(Page and application data records)
★ ★ ★ ★ ★ ★ ★

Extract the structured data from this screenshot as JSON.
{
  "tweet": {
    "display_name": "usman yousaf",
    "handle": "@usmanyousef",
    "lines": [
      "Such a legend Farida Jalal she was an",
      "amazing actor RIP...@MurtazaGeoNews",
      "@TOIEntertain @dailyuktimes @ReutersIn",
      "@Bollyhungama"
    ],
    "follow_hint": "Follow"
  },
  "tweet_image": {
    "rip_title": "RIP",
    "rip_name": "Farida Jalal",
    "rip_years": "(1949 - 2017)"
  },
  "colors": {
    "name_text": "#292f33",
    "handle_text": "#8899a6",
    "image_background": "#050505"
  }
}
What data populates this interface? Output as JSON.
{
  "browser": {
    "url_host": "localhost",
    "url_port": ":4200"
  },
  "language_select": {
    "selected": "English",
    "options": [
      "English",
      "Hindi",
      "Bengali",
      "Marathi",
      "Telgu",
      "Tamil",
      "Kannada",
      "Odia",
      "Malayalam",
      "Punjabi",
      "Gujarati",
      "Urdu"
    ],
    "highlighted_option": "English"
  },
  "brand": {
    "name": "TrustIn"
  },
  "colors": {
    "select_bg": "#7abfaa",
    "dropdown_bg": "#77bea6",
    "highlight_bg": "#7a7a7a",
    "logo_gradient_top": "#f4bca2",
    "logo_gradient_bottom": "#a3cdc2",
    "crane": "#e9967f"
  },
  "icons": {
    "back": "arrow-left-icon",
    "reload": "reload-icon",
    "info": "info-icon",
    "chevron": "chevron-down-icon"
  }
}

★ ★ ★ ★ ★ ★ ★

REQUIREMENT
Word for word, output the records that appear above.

EXPECTED ANSWER
Extract the structured data from this screenshot as JSON.
{
  "tweet": {
    "display_name": "usman yousaf",
    "handle": "@usmanyousef",
    "lines": [
      "Such a legend Farida Jalal she was an",
      "amazing actor RIP...@MurtazaGeoNews",
      "@TOIEntertain @dailyuktimes @ReutersIn",
      "@Bollyhungama"
    ],
    "follow_hint": "Follow"
  },
  "tweet_image": {
    "rip_title": "RIP",
    "rip_name": "Farida Jalal",
    "rip_years": "(1949 - 2017)"
  },
  "colors": {
    "name_text": "#292f33",
    "handle_text": "#8899a6",
    "image_background": "#050505"
  }
}
What data populates this interface? Output as JSON.
{
  "browser": {
    "url_host": "localhost",
    "url_port": ":4200"
  },
  "language_select": {
    "selected": "English",
    "options": [
      "English",
      "Hindi",
      "Bengali",
      "Marathi",
      "Telgu",
      "Tamil",
      "Kannada",
      "Odia",
      "Malayalam",
      "Punjabi",
      "Gujarati",
      "Urdu"
    ],
    "highlighted_option": "English"
  },
  "brand": {
    "name": "TrustIn"
  },
  "colors": {
    "select_bg": "#7abfaa",
    "dropdown_bg": "#77bea6",
    "highlight_bg": "#7a7a7a",
    "logo_gradient_top": "#f4bca2",
    "logo_gradient_bottom": "#a3cdc2",
    "crane": "#e9967f"
  },
  "icons": {
    "back": "arrow-left-icon",
    "reload": "reload-icon",
    "info": "info-icon",
    "chevron": "chevron-down-icon"
  }
}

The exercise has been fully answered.